# Assignment:
Write each entry out again, exactly as it is written.

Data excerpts

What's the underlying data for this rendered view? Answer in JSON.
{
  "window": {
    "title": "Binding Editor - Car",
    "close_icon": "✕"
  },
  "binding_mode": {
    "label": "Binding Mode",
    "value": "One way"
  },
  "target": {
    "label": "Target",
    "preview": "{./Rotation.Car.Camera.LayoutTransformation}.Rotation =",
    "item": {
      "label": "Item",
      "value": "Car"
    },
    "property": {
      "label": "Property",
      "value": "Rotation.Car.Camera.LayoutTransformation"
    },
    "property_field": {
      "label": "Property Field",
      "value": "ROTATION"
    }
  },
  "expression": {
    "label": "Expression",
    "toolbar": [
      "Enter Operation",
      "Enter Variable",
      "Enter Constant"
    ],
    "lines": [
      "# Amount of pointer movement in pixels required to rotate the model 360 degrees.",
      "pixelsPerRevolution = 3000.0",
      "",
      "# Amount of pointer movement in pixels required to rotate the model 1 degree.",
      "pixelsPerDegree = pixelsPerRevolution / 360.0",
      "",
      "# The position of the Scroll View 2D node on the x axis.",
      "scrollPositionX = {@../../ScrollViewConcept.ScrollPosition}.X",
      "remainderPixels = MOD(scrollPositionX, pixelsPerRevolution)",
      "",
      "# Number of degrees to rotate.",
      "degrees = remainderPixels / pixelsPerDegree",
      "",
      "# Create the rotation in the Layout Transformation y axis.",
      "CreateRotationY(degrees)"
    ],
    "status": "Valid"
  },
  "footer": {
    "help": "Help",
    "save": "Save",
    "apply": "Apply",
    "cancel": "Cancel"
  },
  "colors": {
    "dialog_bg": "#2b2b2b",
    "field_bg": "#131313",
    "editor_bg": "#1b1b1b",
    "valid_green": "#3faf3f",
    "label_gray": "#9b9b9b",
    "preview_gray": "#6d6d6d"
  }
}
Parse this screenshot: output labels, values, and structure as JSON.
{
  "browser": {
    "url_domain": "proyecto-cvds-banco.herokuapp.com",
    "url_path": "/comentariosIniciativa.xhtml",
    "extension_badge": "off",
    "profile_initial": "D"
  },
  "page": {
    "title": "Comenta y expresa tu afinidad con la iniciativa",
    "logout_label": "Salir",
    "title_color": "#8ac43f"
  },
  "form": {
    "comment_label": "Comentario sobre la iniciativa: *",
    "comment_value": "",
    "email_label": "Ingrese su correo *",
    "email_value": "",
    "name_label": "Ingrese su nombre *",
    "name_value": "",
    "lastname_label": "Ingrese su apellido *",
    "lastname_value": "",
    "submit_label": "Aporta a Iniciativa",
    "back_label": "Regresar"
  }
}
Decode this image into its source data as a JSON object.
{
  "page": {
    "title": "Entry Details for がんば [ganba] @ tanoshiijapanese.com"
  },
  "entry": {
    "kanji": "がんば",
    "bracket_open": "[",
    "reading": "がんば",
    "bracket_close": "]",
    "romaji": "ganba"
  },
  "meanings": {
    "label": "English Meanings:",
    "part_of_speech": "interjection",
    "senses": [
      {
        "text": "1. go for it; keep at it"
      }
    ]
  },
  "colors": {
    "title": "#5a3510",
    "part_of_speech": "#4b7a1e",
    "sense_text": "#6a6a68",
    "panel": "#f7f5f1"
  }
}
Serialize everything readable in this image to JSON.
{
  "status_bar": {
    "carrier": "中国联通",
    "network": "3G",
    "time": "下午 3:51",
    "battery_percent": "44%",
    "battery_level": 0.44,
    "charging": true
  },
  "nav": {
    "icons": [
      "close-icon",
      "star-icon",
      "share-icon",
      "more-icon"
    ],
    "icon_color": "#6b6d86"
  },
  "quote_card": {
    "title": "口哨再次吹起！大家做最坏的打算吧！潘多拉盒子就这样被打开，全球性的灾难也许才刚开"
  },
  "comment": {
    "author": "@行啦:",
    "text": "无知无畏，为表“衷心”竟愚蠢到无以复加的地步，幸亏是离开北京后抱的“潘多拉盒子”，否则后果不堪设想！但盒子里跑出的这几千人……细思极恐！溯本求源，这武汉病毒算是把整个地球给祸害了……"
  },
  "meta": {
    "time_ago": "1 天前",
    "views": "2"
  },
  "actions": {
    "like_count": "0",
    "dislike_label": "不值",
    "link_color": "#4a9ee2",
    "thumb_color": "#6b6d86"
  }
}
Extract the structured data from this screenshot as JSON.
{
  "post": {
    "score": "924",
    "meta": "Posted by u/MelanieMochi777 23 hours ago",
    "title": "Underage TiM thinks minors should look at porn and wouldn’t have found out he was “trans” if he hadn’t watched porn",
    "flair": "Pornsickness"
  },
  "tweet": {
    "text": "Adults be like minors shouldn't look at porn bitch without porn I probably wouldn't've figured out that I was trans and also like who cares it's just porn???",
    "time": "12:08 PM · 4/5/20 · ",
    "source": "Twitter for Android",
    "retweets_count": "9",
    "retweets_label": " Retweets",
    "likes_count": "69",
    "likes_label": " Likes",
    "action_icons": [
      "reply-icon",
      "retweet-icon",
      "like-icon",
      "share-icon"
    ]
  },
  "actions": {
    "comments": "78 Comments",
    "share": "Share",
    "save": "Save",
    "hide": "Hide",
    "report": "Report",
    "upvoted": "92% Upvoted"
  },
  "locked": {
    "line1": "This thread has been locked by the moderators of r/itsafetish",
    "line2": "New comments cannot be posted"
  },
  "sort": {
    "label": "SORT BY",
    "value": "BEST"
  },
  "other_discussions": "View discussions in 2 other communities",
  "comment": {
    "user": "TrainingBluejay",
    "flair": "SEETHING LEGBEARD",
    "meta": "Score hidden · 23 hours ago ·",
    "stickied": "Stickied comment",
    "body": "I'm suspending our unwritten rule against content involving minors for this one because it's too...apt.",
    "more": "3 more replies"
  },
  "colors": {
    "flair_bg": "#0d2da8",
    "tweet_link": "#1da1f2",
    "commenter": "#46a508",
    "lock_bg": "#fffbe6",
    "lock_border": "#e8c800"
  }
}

# Task output:
What's the underlying data for this rendered view? Answer in JSON.
{
  "window": {
    "title": "Binding Editor - Car",
    "close_icon": "✕"
  },
  "binding_mode": {
    "label": "Binding Mode",
    "value": "One way"
  },
  "target": {
    "label": "Target",
    "preview": "{./Rotation.Car.Camera.LayoutTransformation}.Rotation =",
    "item": {
      "label": "Item",
      "value": "Car"
    },
    "property": {
      "label": "Property",
      "value": "Rotation.Car.Camera.LayoutTransformation"
    },
    "property_field": {
      "label": "Property Field",
      "value": "ROTATION"
    }
  },
  "expression": {
    "label": "Expression",
    "toolbar": [
      "Enter Operation",
      "Enter Variable",
      "Enter Constant"
    ],
    "lines": [
      "# Amount of pointer movement in pixels required to rotate the model 360 degrees.",
      "pixelsPerRevolution = 3000.0",
      "",
      "# Amount of pointer movement in pixels required to rotate the model 1 degree.",
      "pixelsPerDegree = pixelsPerRevolution / 360.0",
      "",
      "# The position of the Scroll View 2D node on the x axis.",
      "scrollPositionX = {@../../ScrollViewConcept.ScrollPosition}.X",
      "remainderPixels = MOD(scrollPositionX, pixelsPerRevolution)",
      "",
      "# Number of degrees to rotate.",
      "degrees = remainderPixels / pixelsPerDegree",
      "",
      "# Create the rotation in the Layout Transformation y axis.",
      "CreateRotationY(degrees)"
    ],
    "status": "Valid"
  },
  "footer": {
    "help": "Help",
    "save": "Save",
    "apply": "Apply",
    "cancel": "Cancel"
  },
  "colors": {
    "dialog_bg": "#2b2b2b",
    "field_bg": "#131313",
    "editor_bg": "#1b1b1b",
    "valid_green": "#3faf3f",
    "label_gray": "#9b9b9b",
    "preview_gray": "#6d6d6d"
  }
}
Parse this screenshot: output labels, values, and structure as JSON.
{
  "browser": {
    "url_domain": "proyecto-cvds-banco.herokuapp.com",
    "url_path": "/comentariosIniciativa.xhtml",
    "extension_badge": "off",
    "profile_initial": "D"
  },
  "page": {
    "title": "Comenta y expresa tu afinidad con la iniciativa",
    "logout_label": "Salir",
    "title_color": "#8ac43f"
  },
  "form": {
    "comment_label": "Comentario sobre la iniciativa: *",
    "comment_value": "",
    "email_label": "Ingrese su correo *",
    "email_value": "",
    "name_label": "Ingrese su nombre *",
    "name_value": "",
    "lastname_label": "Ingrese su apellido *",
    "lastname_value": "",
    "submit_label": "Aporta a Iniciativa",
    "back_label": "Regresar"
  }
}
Decode this image into its source data as a JSON object.
{
  "page": {
    "title": "Entry Details for がんば [ganba] @ tanoshiijapanese.com"
  },
  "entry": {
    "kanji": "がんば",
    "bracket_open": "[",
    "reading": "がんば",
    "bracket_close": "]",
    "romaji": "ganba"
  },
  "meanings": {
    "label": "English Meanings:",
    "part_of_speech": "interjection",
    "senses": [
      {
        "text": "1. go for it; keep at it"
      }
    ]
  },
  "colors": {
    "title": "#5a3510",
    "part_of_speech": "#4b7a1e",
    "sense_text": "#6a6a68",
    "panel": "#f7f5f1"
  }
}
Serialize everything readable in this image to JSON.
{
  "status_bar": {
    "carrier": "中国联通",
    "network": "3G",
    "time": "下午 3:51",
    "battery_percent": "44%",
    "battery_level": 0.44,
    "charging": true
  },
  "nav": {
    "icons": [
      "close-icon",
      "star-icon",
      "share-icon",
      "more-icon"
    ],
    "icon_color": "#6b6d86"
  },
  "quote_card": {
    "title": "口哨再次吹起！大家做最坏的打算吧！潘多拉盒子就这样被打开，全球性的灾难也许才刚开"
  },
  "comment": {
    "author": "@行啦:",
    "text": "无知无畏，为表“衷心”竟愚蠢到无以复加的地步，幸亏是离开北京后抱的“潘多拉盒子”，否则后果不堪设想！但盒子里跑出的这几千人……细思极恐！溯本求源，这武汉病毒算是把整个地球给祸害了……"
  },
  "meta": {
    "time_ago": "1 天前",
    "views": "2"
  },
  "actions": {
    "like_count": "0",
    "dislike_label": "不值",
    "link_color": "#4a9ee2",
    "thumb_color": "#6b6d86"
  }
}
Extract the structured data from this screenshot as JSON.
{
  "post": {
    "score": "924",
    "meta": "Posted by u/MelanieMochi777 23 hours ago",
    "title": "Underage TiM thinks minors should look at porn and wouldn’t have found out he was “trans” if he hadn’t watched porn",
    "flair": "Pornsickness"
  },
  "tweet": {
    "text": "Adults be like minors shouldn't look at porn bitch without porn I probably wouldn't've figured out that I was trans and also like who cares it's just porn???",
    "time": "12:08 PM · 4/5/20 · ",
    "source": "Twitter for Android",
    "retweets_count": "9",
    "retweets_label": " Retweets",
    "likes_count": "69",
    "likes_label": " Likes",
    "action_icons": [
      "reply-icon",
      "retweet-icon",
      "like-icon",
      "share-icon"
    ]
  },
  "actions": {
    "comments": "78 Comments",
    "share": "Share",
    "save": "Save",
    "hide": "Hide",
    "report": "Report",
    "upvoted": "92% Upvoted"
  },
  "locked": {
    "line1": "This thread has been locked by the moderators of r/itsafetish",
    "line2": "New comments cannot be posted"
  },
  "sort": {
    "label": "SORT BY",
    "value": "BEST"
  },
  "other_discussions": "View discussions in 2 other communities",
  "comment": {
    "user": "TrainingBluejay",
    "flair": "SEETHING LEGBEARD",
    "meta": "Score hidden · 23 hours ago ·",
    "stickied": "Stickied comment",
    "body": "I'm suspending our unwritten rule against content involving minors for this one because it's too...apt.",
    "more": "3 more replies"
  },
  "colors": {
    "flair_bg": "#0d2da8",
    "tweet_link": "#1da1f2",
    "commenter": "#46a508",
    "lock_bg": "#fffbe6",
    "lock_border": "#e8c800"
  }
}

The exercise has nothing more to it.